This year, I’ve seen her try – and fail – to fit into the “in” group in her classroom. I’ve seen girls walk ahead of her, leaving her walking alone, two steps behind. One friend told her that another girl in this vaulted group said daughter was “annoying.” My husband saw her come out of class crying because this group of girls was going to play and she couldn’t go with them.

Meanwhile, the teacher has expressed concern that our daughter is easily distracted in class, spending transition times jockeying to be with the right girls instead of paying attention to his instructions.

Finally, this week, a mom approached me at the Halloween party to ask how her year was going. I said it’s been kind of rough.

Left out on the bus

She told me what she observed on the last field trip: My daughter was trying so hard to fit in with this group. The three girls sat together on a bus seat. None of them would sit with my daughter, yet they pleasantly informed her she was still their friend. Oh, how nice!

I never heard any of this from my daughter. Apparently, she didn’t cry that time. She found someone else to sit with. Good job! But my heart broke looking at her sweet little face in her Halloween costume and knowing that all these crappy social dynamics are starting to happen. Why do girls have to be so mean?
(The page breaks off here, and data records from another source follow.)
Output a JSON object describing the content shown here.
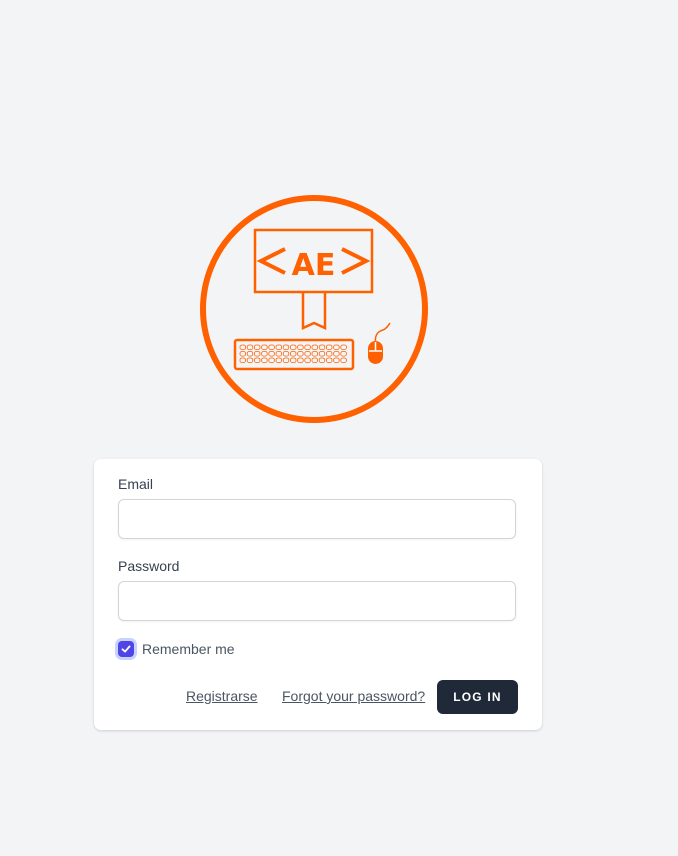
{
  "brand": {
    "logo_text": "AE",
    "accent_color": "#ff6000"
  },
  "form": {
    "email_label": "Email",
    "email_value": "",
    "password_label": "Password",
    "password_value": "",
    "remember_label": "Remember me",
    "remember_checked": true,
    "register_link": "Registrarse",
    "forgot_link": "Forgot your password?",
    "login_button": "LOG IN"
  },
  "icons": {
    "checkbox": "check-icon",
    "logo": "computer-keyboard-mouse-logo"
  }
}
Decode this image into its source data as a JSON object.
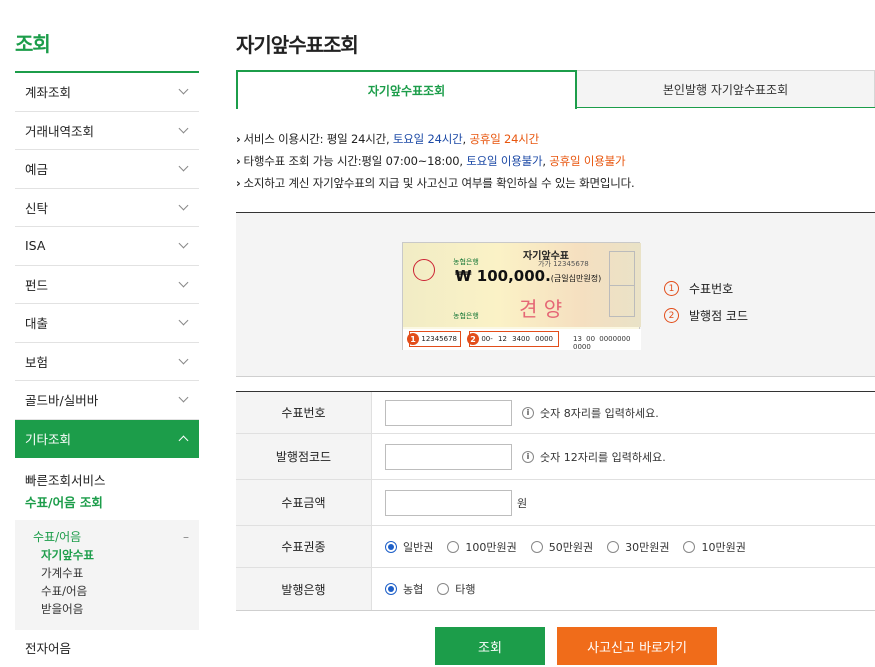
{
  "sidebar": {
    "title": "조회",
    "items": [
      {
        "label": "계좌조회"
      },
      {
        "label": "거래내역조회"
      },
      {
        "label": "예금"
      },
      {
        "label": "신탁"
      },
      {
        "label": "ISA"
      },
      {
        "label": "펀드"
      },
      {
        "label": "대출"
      },
      {
        "label": "보험"
      },
      {
        "label": "골드바/실버바"
      },
      {
        "label": "기타조회"
      }
    ],
    "sub1": "빠른조회서비스",
    "sub2": "수표/어음 조회",
    "box_head": "수표/어음",
    "box_minus": "–",
    "leaves": [
      "자기앞수표",
      "가계수표",
      "수표/어음",
      "받을어음"
    ],
    "sub3": "전자어음"
  },
  "main": {
    "title": "자기앞수표조회",
    "tab_on": "자기앞수표조회",
    "tab_off": "본인발행 자기앞수표조회",
    "notice1": {
      "a": "서비스 이용시간: 평일 24시간, ",
      "b": "토요일 24시간",
      "c": ", ",
      "d": "공휴일 24시간"
    },
    "notice2": {
      "a": "타행수표 조회 가능 시간:평일 07:00~18:00, ",
      "b": "토요일 이용불가",
      "c": ", ",
      "d": "공휴일 이용불가"
    },
    "notice3": "소지하고 계신 자기앞수표의 지급 및 사고신고 여부를 확인하실 수 있는 화면입니다.",
    "check": {
      "title": "자기앞수표",
      "serial": "가가 12345678",
      "amount": "₩ 100,000.",
      "amount_words": "(금일십만원정)",
      "bank1": "농협은행",
      "bank2": "농협은행",
      "stamp": "견 양",
      "box1": "12345678",
      "box2": "00-  12  3400   0000",
      "box3": "13 00 0000000 0000",
      "n1": "1",
      "n2": "2"
    },
    "legend": [
      {
        "num": "1",
        "text": "수표번호"
      },
      {
        "num": "2",
        "text": "발행점 코드"
      }
    ],
    "form": {
      "row1_label": "수표번호",
      "row1_hint": "숫자 8자리를 입력하세요.",
      "row2_label": "발행점코드",
      "row2_hint": "숫자 12자리를 입력하세요.",
      "row3_label": "수표금액",
      "row3_unit": "원",
      "row4_label": "수표권종",
      "row4_options": [
        "일반권",
        "100만원권",
        "50만원권",
        "30만원권",
        "10만원권"
      ],
      "row5_label": "발행은행",
      "row5_options": [
        "농협",
        "타행"
      ],
      "info": "i"
    },
    "btn_search": "조회",
    "btn_report": "사고신고 바로가기"
  }
}
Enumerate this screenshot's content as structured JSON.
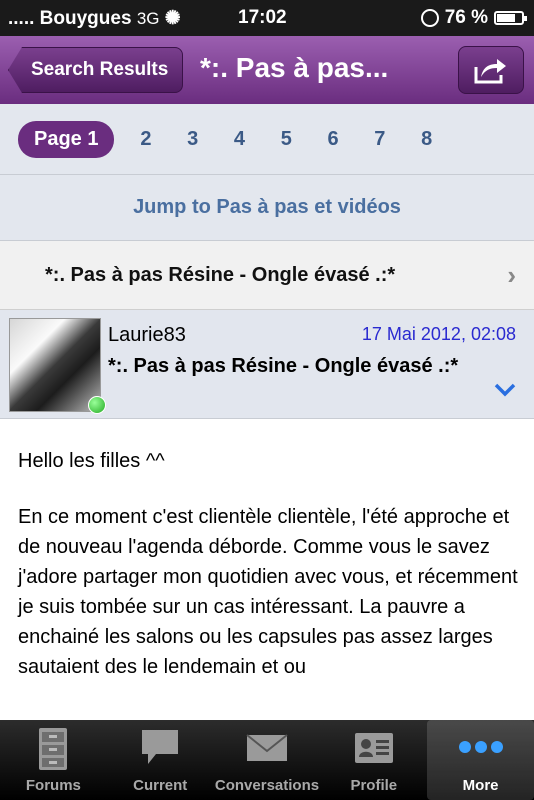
{
  "status_bar": {
    "carrier": "..... Bouygues",
    "network": "3G",
    "time": "17:02",
    "battery": "76 %",
    "battery_level": 0.76
  },
  "nav": {
    "back_label": "Search Results",
    "title": "*:. Pas à pas..."
  },
  "pager": {
    "current": "Page 1",
    "pages": [
      "2",
      "3",
      "4",
      "5",
      "6",
      "7",
      "8"
    ]
  },
  "jump_link": "Jump to Pas à pas et vidéos",
  "thread_title": "*:. Pas à pas Résine - Ongle évasé .:*",
  "post": {
    "author": "Laurie83",
    "date": "17 Mai 2012, 02:08",
    "title": "*:. Pas à pas Résine - Ongle évasé .:*",
    "paragraphs": [
      "Hello les filles ^^",
      "En ce moment c'est clientèle clientèle, l'été approche et de nouveau l'agenda déborde. Comme vous le savez j'adore partager mon quotidien avec vous, et récemment je suis tombée sur un cas intéressant. La pauvre a enchainé les salons ou les capsules pas assez larges sautaient des le lendemain et ou"
    ]
  },
  "tabs": [
    {
      "label": "Forums",
      "icon": "cabinet-icon"
    },
    {
      "label": "Current",
      "icon": "speech-bubble-icon"
    },
    {
      "label": "Conversations",
      "icon": "envelope-icon"
    },
    {
      "label": "Profile",
      "icon": "id-card-icon"
    },
    {
      "label": "More",
      "icon": "more-dots-icon"
    }
  ],
  "colors": {
    "accent": "#6a2d7f",
    "link": "#4a6fa0",
    "date": "#2a2ad0",
    "active_tab_dots": "#3aa0ff"
  }
}
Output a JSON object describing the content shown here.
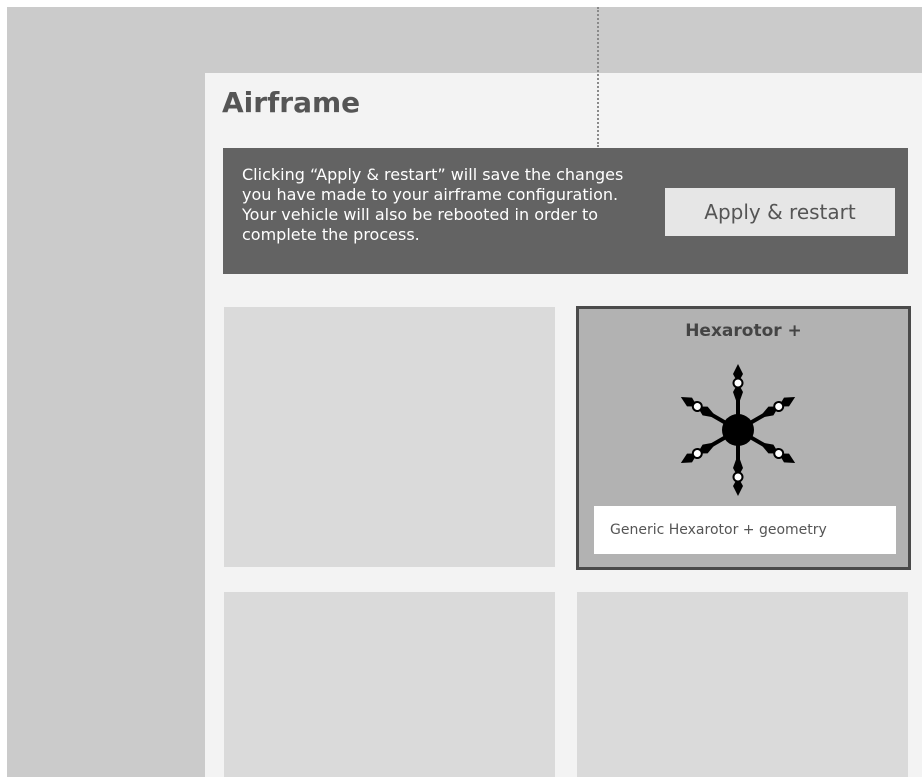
{
  "page": {
    "title": "Airframe"
  },
  "banner": {
    "message": "Clicking “Apply & restart” will save the changes you have made to your airframe configuration. Your vehicle will also be rebooted in order to complete the process.",
    "apply_label": "Apply & restart"
  },
  "airframes": {
    "selected": {
      "name": "Hexarotor +",
      "icon": "hexarotor-plus-icon",
      "description": "Generic Hexarotor + geometry"
    }
  },
  "colors": {
    "banner_bg": "#636363",
    "selected_border": "#4a4a4a",
    "selected_bg": "#b2b2b2"
  }
}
This stuff really gets my motherly hackles up, and I want to get in these girls’ faces and tell them what I think. Of course, you can’t do that. And my daughter is at an age now where you can’t tell the teacher – unless it’s something really bad. She has to learn how to handle these situations on her own. She has to learn to find friends who are kind to her – and she has to treat other girls with respect and kindness if that’s how she wants to be treated.

Helpful classes

We’re starting a four-class workshop this week through the Girls Leadership Institute, which will focus on the challenges of relationships. Specifically, girls and their parents will “examine more subtle aggression, like “part time friendships,” the silent treatment, talking behind a friend’s back, or pressuring someone to do something she doesn’t want to do.” Sounds perfect.

The girls will also have the opportunity to discuss their own experiences and refine their standards for healthy relationships. I suppose we can all use some help with this! We enrolled in a similar workshop last year and it was great because you actually practiced doing the hard stuff: Confronting a friend with both feet on the ground, making eye contact and telling her how what she did made you feel.

My daughter and I have also enjoyed the American Girl books and magazines dealing with friendships. And I’ve liked what I’ve seen of New Moon Girls magazine, even though we haven’t subscribed.

A while back, I consulted Finessa Ferrell, director of the National Center for School Engagement and an EdNews Parent expert, about this topic. Read a related post. She suggested more resources.

Helpful reading

More help

What about boys?

I’m no expert here, as I don’t have one! But please share your own experiences with tween boys and relationships and resources you’ve found helpful.


About our First Person series:

First Person is where Chalkbeat features personal essays by educators, students, parents, and others trying to improve public education. Read our submission guidelines here.